_WHAT YOU WILL DO_
Write out each line from the data below that includes the word "content".
EXERCISE INPUTS section start
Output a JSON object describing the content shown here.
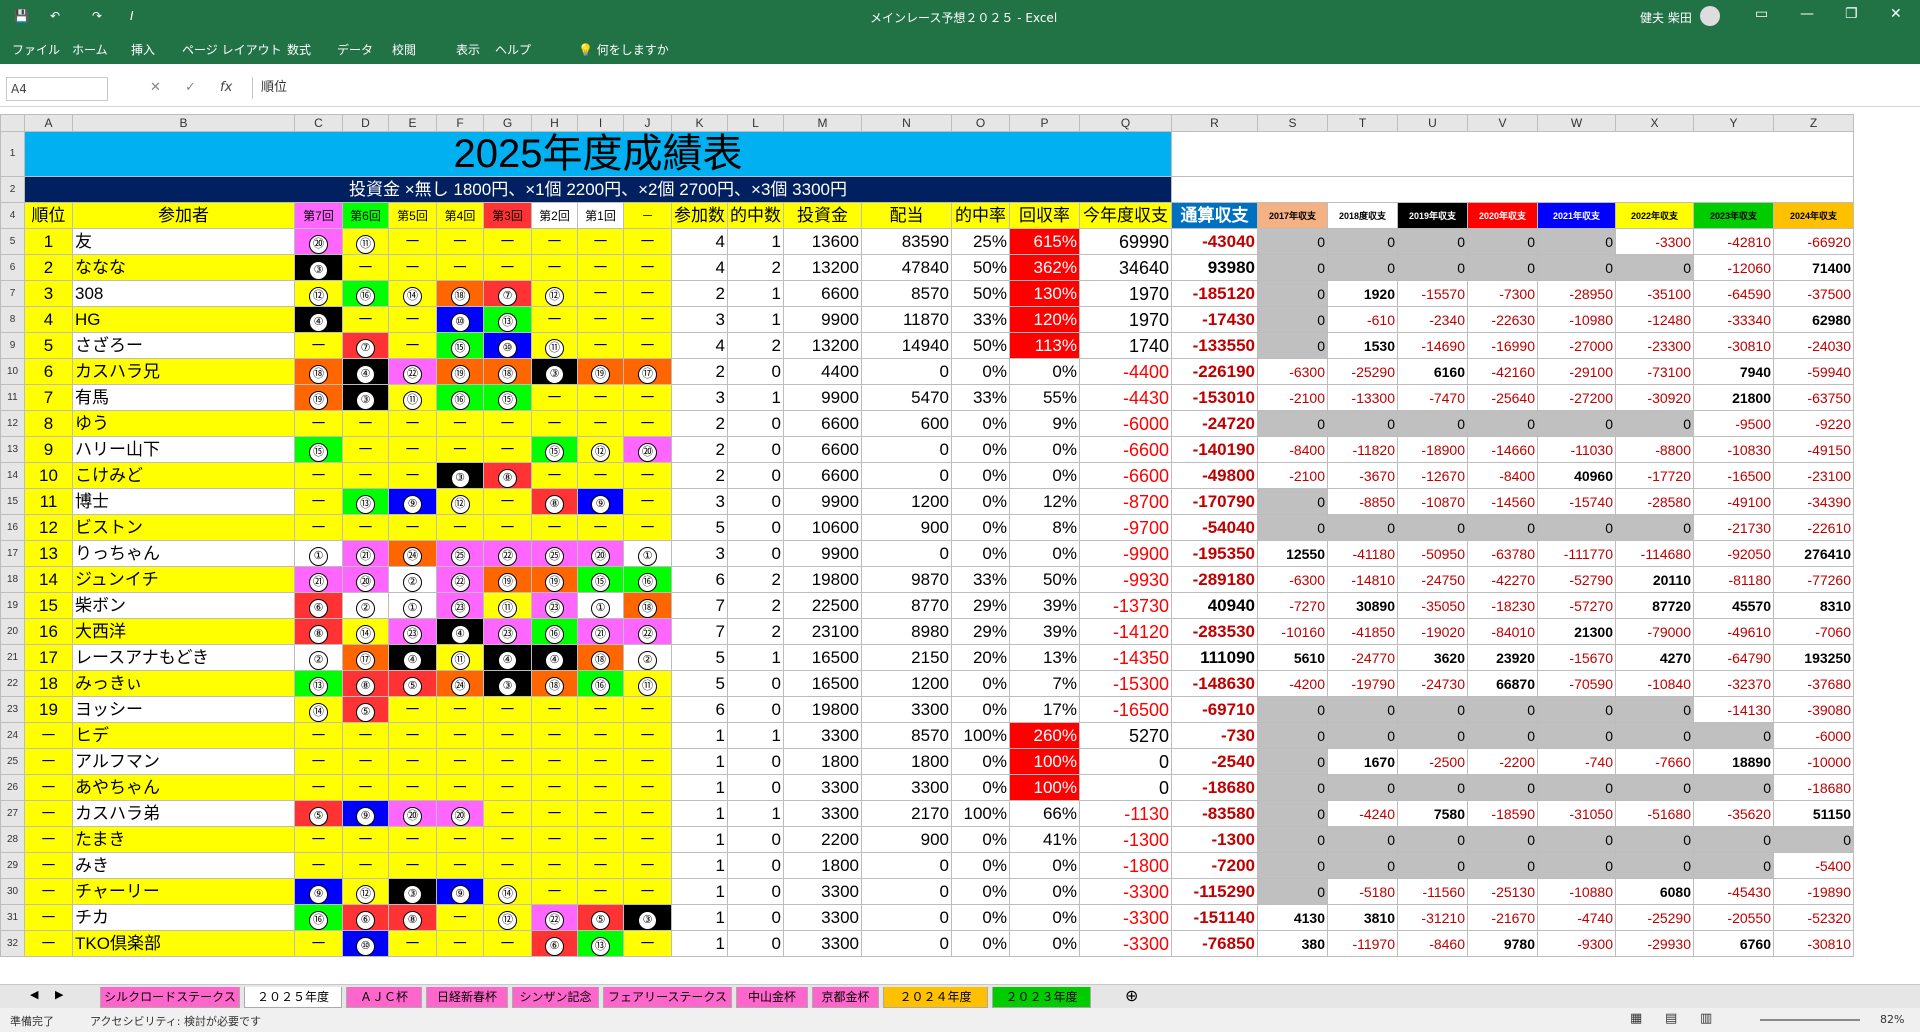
{
  "app": {
    "title": "メインレース予想２０２５ - Excel",
    "user": "健夫 柴田"
  },
  "ribbon_tabs": [
    "ファイル",
    "ホーム",
    "挿入",
    "ページ レイアウト",
    "数式",
    "データ",
    "校閲",
    "表示",
    "ヘルプ"
  ],
  "ribbon_search": "何をしますか",
  "formula": {
    "namebox": "A4",
    "content": "順位"
  },
  "sheet": {
    "title": "2025年度成績表",
    "subtitle": "投資金 ×無し 1800円、×1個 2200円、×2個 2700円、×3個 3300円",
    "col_letters": [
      "A",
      "B",
      "C",
      "D",
      "E",
      "F",
      "G",
      "H",
      "I",
      "J",
      "K",
      "L",
      "M",
      "N",
      "O",
      "P",
      "Q",
      "R",
      "S",
      "T",
      "U",
      "V",
      "W",
      "X",
      "Y",
      "Z"
    ],
    "headers": [
      "順位",
      "参加者",
      "第7回",
      "第6回",
      "第5回",
      "第4回",
      "第3回",
      "第2回",
      "第1回",
      "－",
      "参加数",
      "的中数",
      "投資金",
      "配当",
      "的中率",
      "回収率",
      "今年度収支",
      "通算収支",
      "2017年収支",
      "2018度収支",
      "2019年収支",
      "2020年収支",
      "2021年収支",
      "2022年収支",
      "2023年収支",
      "2024年収支"
    ],
    "rows": [
      [
        "1",
        "友",
        "⑳",
        "⑪",
        "－",
        "－",
        "－",
        "－",
        "－",
        "－",
        "4",
        "1",
        "13600",
        "83590",
        "25%",
        "615%",
        "69990",
        "-43040",
        "0",
        "0",
        "0",
        "0",
        "0",
        "-3300",
        "-42810",
        "-66920"
      ],
      [
        "2",
        "ななな",
        "③",
        "－",
        "－",
        "－",
        "－",
        "－",
        "－",
        "－",
        "4",
        "2",
        "13200",
        "47840",
        "50%",
        "362%",
        "34640",
        "93980",
        "0",
        "0",
        "0",
        "0",
        "0",
        "0",
        "-12060",
        "71400"
      ],
      [
        "3",
        "308",
        "⑫",
        "⑯",
        "⑭",
        "⑱",
        "⑦",
        "⑫",
        "－",
        "－",
        "2",
        "1",
        "6600",
        "8570",
        "50%",
        "130%",
        "1970",
        "-185120",
        "0",
        "1920",
        "-15570",
        "-7300",
        "-28950",
        "-35100",
        "-64590",
        "-37500"
      ],
      [
        "4",
        "HG",
        "④",
        "－",
        "－",
        "⑩",
        "⑬",
        "－",
        "－",
        "－",
        "3",
        "1",
        "9900",
        "11870",
        "33%",
        "120%",
        "1970",
        "-17430",
        "0",
        "-610",
        "-2340",
        "-22630",
        "-10980",
        "-12480",
        "-33340",
        "62980"
      ],
      [
        "5",
        "さざろー",
        "－",
        "⑦",
        "－",
        "⑮",
        "⑩",
        "⑪",
        "－",
        "－",
        "4",
        "2",
        "13200",
        "14940",
        "50%",
        "113%",
        "1740",
        "-133550",
        "0",
        "1530",
        "-14690",
        "-16990",
        "-27000",
        "-23300",
        "-30810",
        "-24030"
      ],
      [
        "6",
        "カスハラ兄",
        "⑱",
        "④",
        "㉒",
        "⑲",
        "⑱",
        "③",
        "⑲",
        "⑰",
        "2",
        "0",
        "4400",
        "0",
        "0%",
        "0%",
        "-4400",
        "-226190",
        "-6300",
        "-25290",
        "6160",
        "-42160",
        "-29100",
        "-73100",
        "7940",
        "-59940"
      ],
      [
        "7",
        "有馬",
        "⑲",
        "③",
        "⑪",
        "⑯",
        "⑮",
        "－",
        "－",
        "－",
        "3",
        "1",
        "9900",
        "5470",
        "33%",
        "55%",
        "-4430",
        "-153010",
        "-2100",
        "-13300",
        "-7470",
        "-25640",
        "-27200",
        "-30920",
        "21800",
        "-63750"
      ],
      [
        "8",
        "ゆう",
        "－",
        "－",
        "－",
        "－",
        "－",
        "－",
        "－",
        "－",
        "2",
        "0",
        "6600",
        "600",
        "0%",
        "9%",
        "-6000",
        "-24720",
        "0",
        "0",
        "0",
        "0",
        "0",
        "0",
        "-9500",
        "-9220"
      ],
      [
        "9",
        "ハリー山下",
        "⑮",
        "－",
        "－",
        "－",
        "－",
        "⑮",
        "⑫",
        "⑳",
        "2",
        "0",
        "6600",
        "0",
        "0%",
        "0%",
        "-6600",
        "-140190",
        "-8400",
        "-11820",
        "-18900",
        "-14660",
        "-11030",
        "-8800",
        "-10830",
        "-49150"
      ],
      [
        "10",
        "こけみど",
        "－",
        "－",
        "－",
        "③",
        "⑧",
        "－",
        "－",
        "－",
        "2",
        "0",
        "6600",
        "0",
        "0%",
        "0%",
        "-6600",
        "-49800",
        "-2100",
        "-3670",
        "-12670",
        "-8400",
        "40960",
        "-17720",
        "-16500",
        "-23100"
      ],
      [
        "11",
        "博士",
        "－",
        "⑬",
        "⑨",
        "⑫",
        "－",
        "⑧",
        "⑨",
        "－",
        "3",
        "0",
        "9900",
        "1200",
        "0%",
        "12%",
        "-8700",
        "-170790",
        "0",
        "-8850",
        "-10870",
        "-14560",
        "-15740",
        "-28580",
        "-49100",
        "-34390"
      ],
      [
        "12",
        "ビストン",
        "－",
        "－",
        "－",
        "－",
        "－",
        "－",
        "－",
        "－",
        "5",
        "0",
        "10600",
        "900",
        "0%",
        "8%",
        "-9700",
        "-54040",
        "0",
        "0",
        "0",
        "0",
        "0",
        "0",
        "-21730",
        "-22610"
      ],
      [
        "13",
        "りっちゃん",
        "①",
        "㉑",
        "㉔",
        "㉕",
        "㉒",
        "㉕",
        "⑳",
        "①",
        "3",
        "0",
        "9900",
        "0",
        "0%",
        "0%",
        "-9900",
        "-195350",
        "12550",
        "-41180",
        "-50950",
        "-63780",
        "-111770",
        "-114680",
        "-92050",
        "276410"
      ],
      [
        "14",
        "ジュンイチ",
        "㉑",
        "⑳",
        "②",
        "㉒",
        "⑲",
        "⑲",
        "⑮",
        "⑯",
        "6",
        "2",
        "19800",
        "9870",
        "33%",
        "50%",
        "-9930",
        "-289180",
        "-6300",
        "-14810",
        "-24750",
        "-42270",
        "-52790",
        "20110",
        "-81180",
        "-77260"
      ],
      [
        "15",
        "柴ボン",
        "⑥",
        "②",
        "①",
        "㉓",
        "⑪",
        "㉓",
        "①",
        "⑱",
        "7",
        "2",
        "22500",
        "8770",
        "29%",
        "39%",
        "-13730",
        "40940",
        "-7270",
        "30890",
        "-35050",
        "-18230",
        "-57270",
        "87720",
        "45570",
        "8310"
      ],
      [
        "16",
        "大西洋",
        "⑧",
        "⑭",
        "㉓",
        "④",
        "㉓",
        "⑯",
        "㉑",
        "㉒",
        "7",
        "2",
        "23100",
        "8980",
        "29%",
        "39%",
        "-14120",
        "-283530",
        "-10160",
        "-41850",
        "-19020",
        "-84010",
        "21300",
        "-79000",
        "-49610",
        "-7060"
      ],
      [
        "17",
        "レースアナもどき",
        "②",
        "⑰",
        "④",
        "⑪",
        "④",
        "④",
        "⑱",
        "②",
        "5",
        "1",
        "16500",
        "2150",
        "20%",
        "13%",
        "-14350",
        "111090",
        "5610",
        "-24770",
        "3620",
        "23920",
        "-15670",
        "4270",
        "-64790",
        "193250"
      ],
      [
        "18",
        "みっきぃ",
        "⑬",
        "⑧",
        "⑤",
        "㉔",
        "③",
        "⑱",
        "⑯",
        "⑪",
        "5",
        "0",
        "16500",
        "1200",
        "0%",
        "7%",
        "-15300",
        "-148630",
        "-4200",
        "-19790",
        "-24730",
        "66870",
        "-70590",
        "-10840",
        "-32370",
        "-37680"
      ],
      [
        "19",
        "ヨッシー",
        "⑭",
        "⑤",
        "－",
        "－",
        "－",
        "－",
        "－",
        "－",
        "6",
        "0",
        "19800",
        "3300",
        "0%",
        "17%",
        "-16500",
        "-69710",
        "0",
        "0",
        "0",
        "0",
        "0",
        "0",
        "-14130",
        "-39080"
      ],
      [
        "－",
        "ヒデ",
        "－",
        "－",
        "－",
        "－",
        "－",
        "－",
        "－",
        "－",
        "1",
        "1",
        "3300",
        "8570",
        "100%",
        "260%",
        "5270",
        "-730",
        "0",
        "0",
        "0",
        "0",
        "0",
        "0",
        "0",
        "-6000"
      ],
      [
        "－",
        "アルフマン",
        "－",
        "－",
        "－",
        "－",
        "－",
        "－",
        "－",
        "－",
        "1",
        "0",
        "1800",
        "1800",
        "0%",
        "100%",
        "0",
        "-2540",
        "0",
        "1670",
        "-2500",
        "-2200",
        "-740",
        "-7660",
        "18890",
        "-10000"
      ],
      [
        "－",
        "あやちゃん",
        "－",
        "－",
        "－",
        "－",
        "－",
        "－",
        "－",
        "－",
        "1",
        "0",
        "3300",
        "3300",
        "0%",
        "100%",
        "0",
        "-18680",
        "0",
        "0",
        "0",
        "0",
        "0",
        "0",
        "0",
        "-18680"
      ],
      [
        "－",
        "カスハラ弟",
        "⑤",
        "⑨",
        "⑳",
        "⑳",
        "－",
        "－",
        "－",
        "－",
        "1",
        "1",
        "3300",
        "2170",
        "100%",
        "66%",
        "-1130",
        "-83580",
        "0",
        "-4240",
        "7580",
        "-18590",
        "-31050",
        "-51680",
        "-35620",
        "51150"
      ],
      [
        "－",
        "たまき",
        "－",
        "－",
        "－",
        "－",
        "－",
        "－",
        "－",
        "－",
        "1",
        "0",
        "2200",
        "900",
        "0%",
        "41%",
        "-1300",
        "-1300",
        "0",
        "0",
        "0",
        "0",
        "0",
        "0",
        "0",
        "0"
      ],
      [
        "－",
        "みき",
        "－",
        "－",
        "－",
        "－",
        "－",
        "－",
        "－",
        "－",
        "1",
        "0",
        "1800",
        "0",
        "0%",
        "0%",
        "-1800",
        "-7200",
        "0",
        "0",
        "0",
        "0",
        "0",
        "0",
        "0",
        "-5400"
      ],
      [
        "－",
        "チャーリー",
        "⑨",
        "⑫",
        "③",
        "⑨",
        "⑭",
        "－",
        "－",
        "－",
        "1",
        "0",
        "3300",
        "0",
        "0%",
        "0%",
        "-3300",
        "-115290",
        "0",
        "-5180",
        "-11560",
        "-25130",
        "-10880",
        "6080",
        "-45430",
        "-19890"
      ],
      [
        "－",
        "チカ",
        "⑯",
        "⑥",
        "⑧",
        "－",
        "⑫",
        "㉒",
        "⑤",
        "③",
        "1",
        "0",
        "3300",
        "0",
        "0%",
        "0%",
        "-3300",
        "-151140",
        "4130",
        "3810",
        "-31210",
        "-21670",
        "-4740",
        "-25290",
        "-20550",
        "-52320"
      ],
      [
        "－",
        "TKO倶楽部",
        "－",
        "⑩",
        "－",
        "－",
        "－",
        "⑥",
        "⑬",
        "－",
        "1",
        "0",
        "3300",
        "0",
        "0%",
        "0%",
        "-3300",
        "-76850",
        "380",
        "-11970",
        "-8460",
        "9780",
        "-9300",
        "-29930",
        "6760",
        "-30810"
      ]
    ]
  },
  "sheet_tabs": [
    "シルクロードステークス",
    "２０２５年度",
    "ＡＪＣ杯",
    "日経新春杯",
    "シンザン記念",
    "フェアリーステークス",
    "中山金杯",
    "京都金杯",
    "２０２４年度",
    "２０２３年度"
  ],
  "status": {
    "ready": "準備完了",
    "accessibility": "アクセシビリティ: 検討が必要です",
    "zoom": "82%"
  }
}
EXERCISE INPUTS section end
_TASK RESPONSE_
Output a JSON object describing the content shown here.
    "content": "順位"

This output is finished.